Over at Get Rich Slowly, writer April Dykman recently wrote a post called “Spend on the Things You Do Every Day.” The gist was that people tend to waste a lot of money buying things for the life they hope they will have: lots of “going out” outfits when they don’t go out, lots of fancy cookware when they don’t cook, etc. Meanwhile, things you do every day get shortchanged.
It’s understandable. We often think that by buying something, we will adopt the habit. That explains the vast number of treadmills that have been turned into clothes racks. Chalk it up to the human capacity for optimism.
But it is possible to get around this trap. My suggestion? Adopt the habit first, then buy for it. Maybe you’ll play the piano if you buy one, but if you actually haul yourself to a university practice room, or the house of a friend who owns a piano, three times a week for 2 months, you can be pretty sure you’ll play your new instrument if you buy one. Likewise, as long as you’ve got a decent pair of sneakers, you can run a mile or so. After running and walking for 30 minutes a few times a week for a month or two, you can start buying running clothes, secure in the knowledge that you will use them.
When you look through your stuff, do you think you’re guilty of buying for the life you want, rather than the life you have?
6 thoughts on “Spending for the life you have”
Guilty *and* innocent! I cook a lot and do it well, and now work a little for a caterer– but as I tossed boxes and boxes of yarn from my former knitting habit, I’m afraid to spend on any new hobby. So I only bought a good chef’s knife last week! It’s awesome. However I am thinking of abandoning the pair of fingerless gloves I’m only an eighth of the way done with. (The yarn thing is just weird!)
But I did follow this advice for running. Once I ran 3-4 X a week all through the summer, I bought a gym membership for winter– cheaper than a treadmill and with other stuff to do. I don’t feel bad about buying good shoes now either. But at first I ran in what I had.
So I guess I’ve learned a little of this lesson. Less guilt, less waste! Not *quite* so much yarn. Maybe I should sell all my knitting needles on ebay to just end it. I’ll keep one size and with the money from the needles, buy a stash of colorful cotton yarn to make dish cloths while I watch tv, which is really all I enjoy. There’s an idea!
@Melanie: I think I’m guilty and innocent too. I have bought a fair amount of workout clothes over the years, and could possibly even buy more. I run outside in all kinds of weather, so having two pairs of insulated pants isn’t exactly profligate — it means I don’t smell quite as bad on Friday as I would! I also wear jeans all the time, and so having pairs I really like is worth some money (right now, alas, none of them really fit right, which is ticking me off. Ah, postpartum weight loss). But I also have a lot of other clothes that I think I bought because hey, you can always use another cute little shirt, right? Except eventually, you can’t. It really doesn’t matter how cheap it was. If you don’t wear it, it’s a waste.

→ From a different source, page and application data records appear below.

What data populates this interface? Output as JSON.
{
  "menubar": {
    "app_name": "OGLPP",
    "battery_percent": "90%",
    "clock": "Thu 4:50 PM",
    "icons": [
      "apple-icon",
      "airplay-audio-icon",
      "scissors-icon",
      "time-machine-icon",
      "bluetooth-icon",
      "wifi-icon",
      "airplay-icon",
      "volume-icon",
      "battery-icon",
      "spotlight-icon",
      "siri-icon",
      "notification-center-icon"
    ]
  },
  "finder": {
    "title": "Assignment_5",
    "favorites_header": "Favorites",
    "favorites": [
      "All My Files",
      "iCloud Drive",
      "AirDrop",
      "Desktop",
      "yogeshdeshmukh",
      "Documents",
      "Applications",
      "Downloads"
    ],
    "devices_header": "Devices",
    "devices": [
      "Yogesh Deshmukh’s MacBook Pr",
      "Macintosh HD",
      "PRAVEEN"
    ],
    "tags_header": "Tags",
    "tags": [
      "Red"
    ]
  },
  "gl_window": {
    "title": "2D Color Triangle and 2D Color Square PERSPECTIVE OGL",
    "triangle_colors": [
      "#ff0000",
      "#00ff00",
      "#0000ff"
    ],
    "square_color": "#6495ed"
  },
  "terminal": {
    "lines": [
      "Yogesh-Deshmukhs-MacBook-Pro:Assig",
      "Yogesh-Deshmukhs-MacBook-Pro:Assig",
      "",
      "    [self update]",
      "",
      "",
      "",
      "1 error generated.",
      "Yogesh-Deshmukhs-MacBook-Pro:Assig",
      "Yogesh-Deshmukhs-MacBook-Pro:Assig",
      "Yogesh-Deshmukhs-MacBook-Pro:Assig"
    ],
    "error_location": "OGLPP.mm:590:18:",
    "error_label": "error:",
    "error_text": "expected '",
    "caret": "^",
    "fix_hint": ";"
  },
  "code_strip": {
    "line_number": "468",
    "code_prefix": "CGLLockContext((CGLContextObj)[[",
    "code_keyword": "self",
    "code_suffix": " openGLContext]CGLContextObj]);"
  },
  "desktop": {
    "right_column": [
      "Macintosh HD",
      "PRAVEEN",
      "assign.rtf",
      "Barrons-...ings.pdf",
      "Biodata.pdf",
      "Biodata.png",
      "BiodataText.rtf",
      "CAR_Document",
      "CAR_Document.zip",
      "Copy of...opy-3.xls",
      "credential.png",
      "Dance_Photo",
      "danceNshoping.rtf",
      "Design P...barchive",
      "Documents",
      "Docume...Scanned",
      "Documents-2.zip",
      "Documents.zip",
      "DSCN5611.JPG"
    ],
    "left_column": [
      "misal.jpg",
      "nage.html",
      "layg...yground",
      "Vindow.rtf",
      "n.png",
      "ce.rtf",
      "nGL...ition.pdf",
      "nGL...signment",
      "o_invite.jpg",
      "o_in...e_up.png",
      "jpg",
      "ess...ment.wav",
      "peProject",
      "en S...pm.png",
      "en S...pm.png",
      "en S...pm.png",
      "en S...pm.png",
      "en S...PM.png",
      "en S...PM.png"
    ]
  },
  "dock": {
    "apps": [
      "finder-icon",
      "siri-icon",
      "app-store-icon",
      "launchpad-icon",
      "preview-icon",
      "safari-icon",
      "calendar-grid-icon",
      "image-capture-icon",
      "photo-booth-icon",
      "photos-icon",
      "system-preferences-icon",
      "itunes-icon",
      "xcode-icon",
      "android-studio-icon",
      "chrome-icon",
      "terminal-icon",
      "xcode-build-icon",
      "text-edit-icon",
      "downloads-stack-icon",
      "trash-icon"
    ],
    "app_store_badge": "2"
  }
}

I find not having too much stuff is a good thing. The room of the house I hate the most is the garage… b/c it gathers junk… When you have only what you use — especially if you are a visual person — there is not so much stuff to visually distract you from what you actually want to do …
I’m a non-clutter, minimal hobby person. My husband has lots of hobbies and (in my opinion) too much associated clutter but even after a decade plus, is optimistic he’ll find time. (and for some of it, he will- but not in a way that’s planned or feels fair) I doubt my marriage is the only one like this. Clutter posts assume that the person BOTHERED by the clutter OWNS the clutter. (Not directly related to this post, but my beef just the same)
@TwinMom – yes, ownership of clutter is a tricky issue. I can purge my own stuff, but woe betide someone who purges other people’s stuff, only to learn that the grimy back-pack in the giveaway pile is a treasured memento of childhood.
I think all but the most disciplined, self-aware people among us are guilty of this. But if I may point out, nowadays you can rent or borrow a lot of items like these (maybe not workout clothes) to make sure you’ll actually use them. For instance, my parents rented me a piano, which I used often while in high school, and when we moved, they didn’t have to pay to move it! Before I bought a slow cooker recently (for $10 on Craigslist), I borrowed one from a friend to test it out.